The main task of human perception is to understand sensory information and generate awareness of reality. Physical or chemical stimulation of the senses generates a totality of signals transmitted through the nervous system. However, the perception of the imagination is entirely independent of physical space. It forces our mind to recognize the pattern of the process through our real experiences and memory images. Due to its inertia, our eyes perceive still images arriving in rapid succession as a process of movement. Under the influence of environmental light factors, the reliability of our perception of reality soon becomes questionable.
The object, consisting of pieces of mirrors, is illuminated by three coloured light sources. The light reflections create a special auratic field around the piece, a wreath of colorful light beams that come to life whenever passers-by and their shadows move past the object. The spots, where the three colors overlap become a united white light.
Patterns of Harmony
When we zoom in or out of nature, we find recurrent, familiar shapes such as spheres, triangles, pentagons, and all combinations of them. We use these shapes as conceptual tools to define reality, and can therefore consider them as building blocks of the universe. Does the way we perceive spaces and objects actually derive from the universe itself, or is it only an illusion produced by the human sensory system?
Patterns of Harmony seeks the answer to this question by taking a path along the elemental beauty of our nature, all the way to a place far beyond the perceptivity of the human mind: a mesmerizing experience as a fractal of illusions, light and reflections, showing you intriguing morphing shapes that are (not?) really there.
Transfuse 03 Liquid
The glass-concrete sculpture entitled the Transfuse 03 Liquid is a section of the vessel beams of an imagined plant. With its central composition, it is shaped on the basis of the triangular grid structure. The juices and nutrients flowing in the plant fibers, and the carbon dioxyde bubbles, as discontinuities in the vessel beams, form the basis of the sculpture. When illuminated, the empty space enclosed between the layers of glass becomes visible and pulsates to the rhythm.
The light art installation “Omnispace” projects onto the wall with a hemispherical mirror. The title of the installation also refers to this single yet multidirectional light source. The artwork invites the viewer to lose themselves in a mesmerizing world of constantly changing light patterns as the distorted image is projected onto the wall of the exhibition space.
The video introduces the theme of the elemental instinctual world and explores our feelings, fears, desires and basic life processes that invisibly influence and distort our perception.
Fin Sin Fin

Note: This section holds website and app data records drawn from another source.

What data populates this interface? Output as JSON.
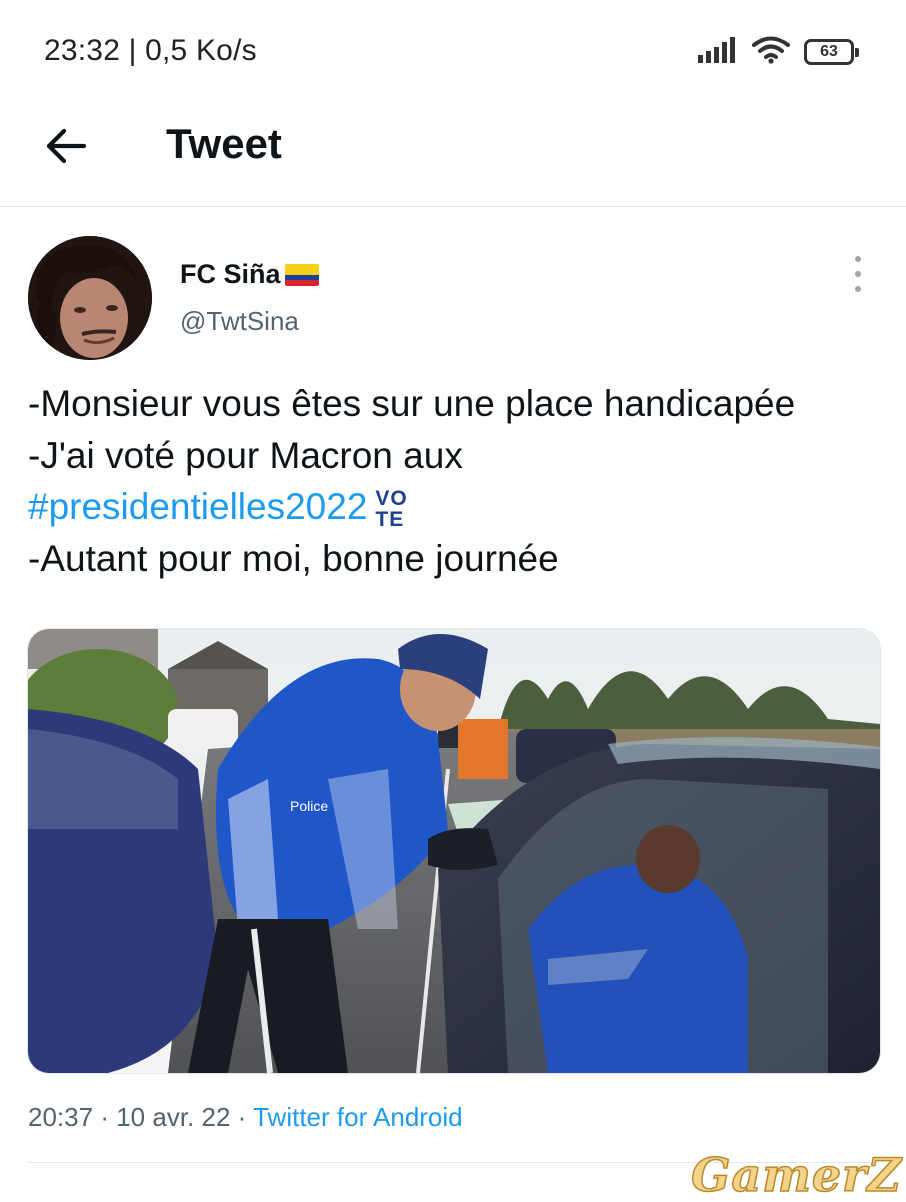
{
  "status_bar": {
    "time": "23:32 | 0,5 Ko/s",
    "battery": "63",
    "icons": [
      "signal-icon",
      "wifi-icon",
      "battery-icon"
    ]
  },
  "header": {
    "title": "Tweet",
    "back_icon": "arrow-left-icon"
  },
  "tweet": {
    "author": {
      "display_name": "FC Siña",
      "flag_colors": [
        "#f7d117",
        "#1d3f9c",
        "#d8262e"
      ],
      "handle": "@TwtSina"
    },
    "text": {
      "line1": "-Monsieur vous êtes sur une place handicapée",
      "line2": "-J'ai voté pour Macron aux",
      "hashtag": "#presidentielles2022",
      "vote_emoji_top": "VO",
      "vote_emoji_bottom": "TE",
      "line4": "-Autant pour moi, bonne journée"
    },
    "media": {
      "badge_text": "Police"
    },
    "meta": {
      "time": "20:37",
      "date": "10 avr. 22",
      "separator": "·",
      "source": "Twitter for Android"
    }
  },
  "watermark": "GamerZ",
  "colors": {
    "link": "#1d9bf0",
    "text": "#0f1419",
    "secondary": "#536471"
  }
}
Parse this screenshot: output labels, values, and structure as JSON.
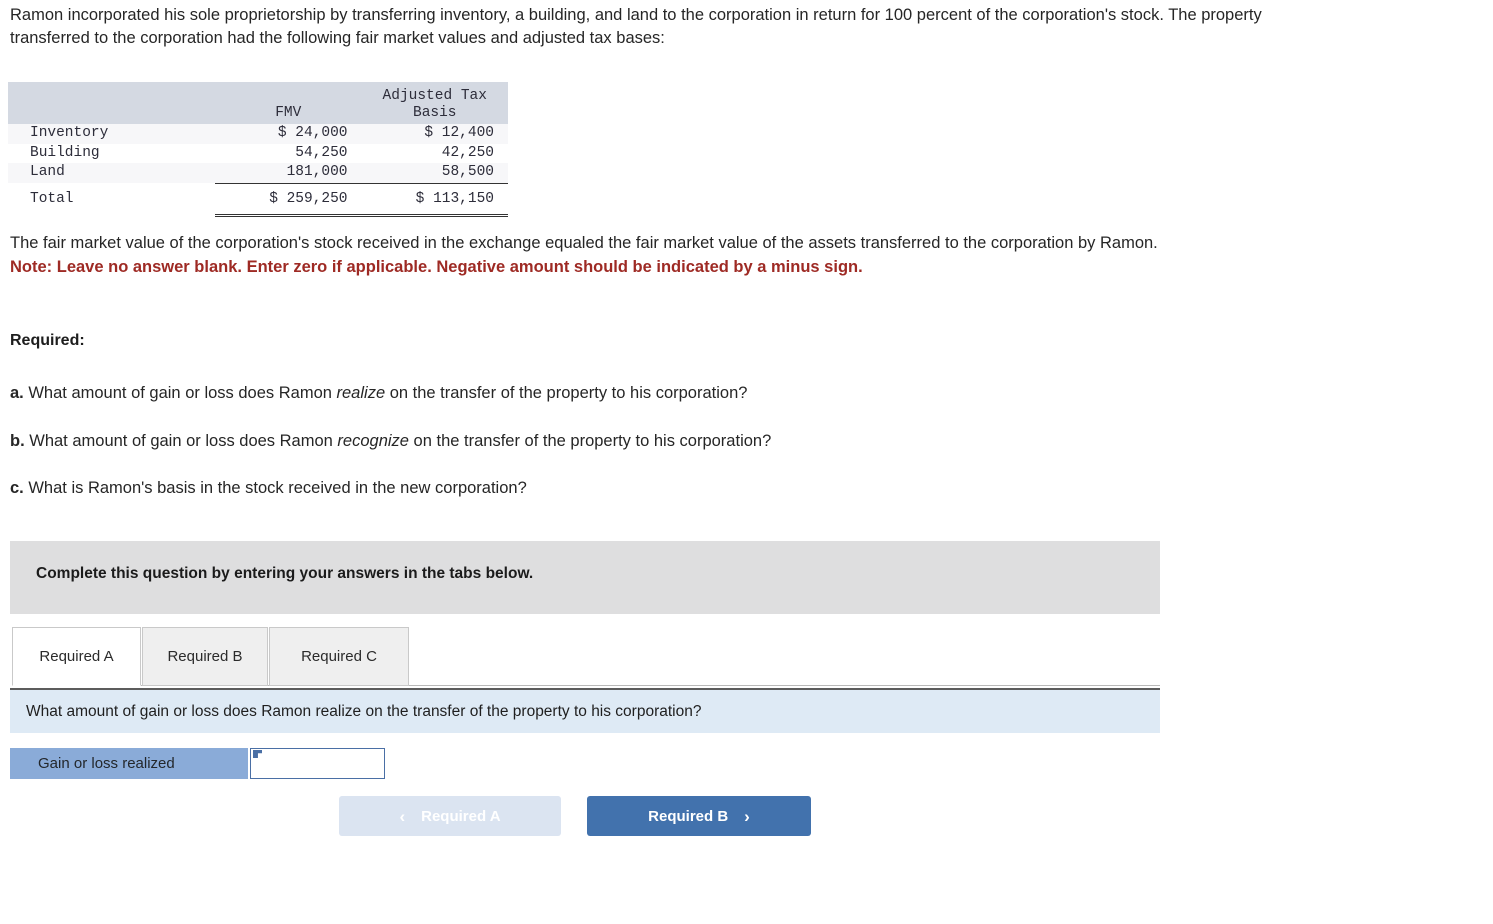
{
  "intro": {
    "paragraph": "Ramon incorporated his sole proprietorship by transferring inventory, a building, and land to the corporation in return for 100 percent of the corporation's stock. The property transferred to the corporation had the following fair market values and adjusted tax bases:"
  },
  "fin_table": {
    "columns": [
      "",
      "FMV",
      "Adjusted Tax Basis"
    ],
    "col_header_fmv": "FMV",
    "col_header_basis_line1": "Adjusted Tax",
    "col_header_basis_line2": "Basis",
    "rows": [
      {
        "label": "Inventory",
        "fmv": "$ 24,000",
        "basis": "$ 12,400"
      },
      {
        "label": "Building",
        "fmv": "54,250",
        "basis": "42,250"
      },
      {
        "label": "Land",
        "fmv": "181,000",
        "basis": "58,500"
      }
    ],
    "total": {
      "label": "Total",
      "fmv": "$ 259,250",
      "basis": "$ 113,150"
    }
  },
  "mid_prose": {
    "fmv_statement": "The fair market value of the corporation's stock received in the exchange equaled the fair market value of the assets transferred to the corporation by Ramon.",
    "note": "Note: Leave no answer blank. Enter zero if applicable. Negative amount should be indicated by a minus sign.",
    "required_heading": "Required:"
  },
  "questions": [
    {
      "bullet": "a.",
      "pre": " What amount of gain or loss does Ramon ",
      "em": "realize",
      "post": " on the transfer of the property to his corporation?"
    },
    {
      "bullet": "b.",
      "pre": " What amount of gain or loss does Ramon ",
      "em": "recognize",
      "post": " on the transfer of the property to his corporation?"
    },
    {
      "bullet": "c.",
      "pre": " What is Ramon's basis in the stock received in the new corporation?",
      "em": "",
      "post": ""
    }
  ],
  "banner": {
    "text": "Complete this question by entering your answers in the tabs below."
  },
  "tabs": [
    {
      "label": "Required A",
      "active": true
    },
    {
      "label": "Required B",
      "active": false
    },
    {
      "label": "Required C",
      "active": false
    }
  ],
  "question_bar": {
    "text": "What amount of gain or loss does Ramon realize on the transfer of the property to his corporation?"
  },
  "answer": {
    "label": "Gain or loss realized",
    "value": "",
    "placeholder": ""
  },
  "nav": {
    "prev_label": "Required A",
    "prev_icon": "chevron-left-icon",
    "prev_glyph": "‹",
    "prev_disabled": true,
    "next_label": "Required B",
    "next_icon": "chevron-right-icon",
    "next_glyph": "›"
  },
  "colors": {
    "table_header_bg": "#d4d9e2",
    "table_stripe": "#f7f7f9",
    "banner_bg": "#dededf",
    "question_bar_bg": "#deeaf5",
    "answer_label_bg": "#8aabd8",
    "note_red": "#9e2a24",
    "btn_active_bg": "#4272ad",
    "btn_disabled_bg": "#dbe4f1",
    "input_border": "#4a6fa5"
  }
}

Malte Kebbel, founder of Studio Kebbel, is a German artist who creates large-scale light and sculpture installations for public spaces. Kebbel’s current work focuses on questioning our evolving relationship between urban space, light, nature and energy.
He uses lighting technologies, synthetic materials, parametric design and 3D technology to create monumental structures with geometric shapes and patterns reminiscent of nature. His installations are like temporary temples, shrines or places of contemplation that create grounding experiences of light and interventions in public spaces to give new meanings to urban space and create new connections.
FIN SIN FIN
Fin Sin Fin means “end without an end” in Spanish.
This installation is an illuminated 3D puzzle sculpture, composed of 40 uniform, oval aluminum composite panels assembled together with a plug-in system.
During the day, the installation’s light source is being powered by the Sunlight’s UV radiation, which makes the panels printed with phosphorescent and fluorescent colour, glow in the dark. During the night, the panels are also lit with artificial UV light, which brings an overall purple hue. The illuminated, rising structure evokes a sense of wonder. Visitors can write and paint on the installation with light using special laser pens.
Fin Sin Fin is a sustainable and adaptable installation. Due to the mechanism of each piece interchangeably fitting into each other, it could rise infinitely – hence its name – or even grow in a multitude of other directions. The possibilities of assembly are pretty much infinite, as long as the structure remains at a 90 degree angle.